In industrial uses, sometimes a packing material is used in the column instead of trays, especially when low pressure drops across the column are required, as when operating under vacuum. This packing material can either be random dumped packing (1–3 in or 2.5–7.6 cm wide) such as Raschig rings or structured sheet metal. Liquids tend to wet the surface of the packing, and the vapors pass across this wetted surface, where mass transfer takes place. Differently shaped packings have different surface areas and void space between packings. Both of these factors affect packing performance.

## References

1. ^ Editors: Jacqueline I. Kroschwitz and Arza Seidel (2004). Kirk-Othmer Encyclopedia of Chemical Technology (5th ed.). Hoboken, New Jersey: Wiley-Interscience. ISBN 0-471-48810-0.
2. ^ McCabe, W., Smith, J. and Harriott, P. (2004). Unit Operations of Chemical Engineering (7th ed.). McGraw Hill. ISBN 0-07-284823-5.

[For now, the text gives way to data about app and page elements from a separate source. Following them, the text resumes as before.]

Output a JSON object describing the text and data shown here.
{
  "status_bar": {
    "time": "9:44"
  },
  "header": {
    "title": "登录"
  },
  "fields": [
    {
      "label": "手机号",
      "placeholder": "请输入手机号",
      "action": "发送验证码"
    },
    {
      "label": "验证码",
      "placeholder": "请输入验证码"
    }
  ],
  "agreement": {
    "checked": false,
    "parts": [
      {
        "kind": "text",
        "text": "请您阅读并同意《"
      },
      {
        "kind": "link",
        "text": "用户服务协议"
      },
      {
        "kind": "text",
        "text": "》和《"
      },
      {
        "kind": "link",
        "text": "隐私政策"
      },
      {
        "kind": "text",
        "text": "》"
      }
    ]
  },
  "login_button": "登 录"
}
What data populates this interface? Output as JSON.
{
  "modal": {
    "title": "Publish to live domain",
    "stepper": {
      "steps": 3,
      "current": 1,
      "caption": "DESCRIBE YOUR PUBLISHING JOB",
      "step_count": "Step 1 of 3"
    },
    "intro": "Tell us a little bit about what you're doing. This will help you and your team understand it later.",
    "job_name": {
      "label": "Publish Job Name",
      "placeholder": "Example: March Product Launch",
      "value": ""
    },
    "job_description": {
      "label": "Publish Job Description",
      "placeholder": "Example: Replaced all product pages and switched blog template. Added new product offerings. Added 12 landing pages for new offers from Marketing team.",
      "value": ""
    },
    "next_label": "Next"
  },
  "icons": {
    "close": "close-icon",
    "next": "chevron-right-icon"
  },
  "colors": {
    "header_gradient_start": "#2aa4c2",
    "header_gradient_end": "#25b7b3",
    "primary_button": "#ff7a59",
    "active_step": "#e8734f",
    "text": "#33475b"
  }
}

3. ^ a b Kister, Henry Z. (1992). Distillation Design (1st ed.). McGraw-Hill. ISBN 0-07-034909-6.
4. ^ King, C.J. (1980). Separation Processes (2nd ed.). McGraw Hill. ISBN 0-07-034612-7.
5. ^ a b c d Perry, Robert H.; Green, Don W. (1984). Perry's Chemical Engineers' Handbook (6th ed.). McGraw-Hill. ISBN 0-07-049479-7.
6. ^ "Distillation Columns". Brewhaus. Retrieved 4 August 2015.
7. ^ Felder, R.; Roussea, W. (2005). Elementary Principles of Chemical Processes (3rd ed.). Wiley. ISBN 978-0-471-68757-3.
8. ^ Beychok, Milton (May 1951). "Algebraic Solution of McCabe-Thiele Diagram". Chemical Engineering Progress.
9. ^ Seader, J. D.; Henley, Ernest J. (1998). Separation Process Principles. New York: Wiley. ISBN 0-471-58626-9.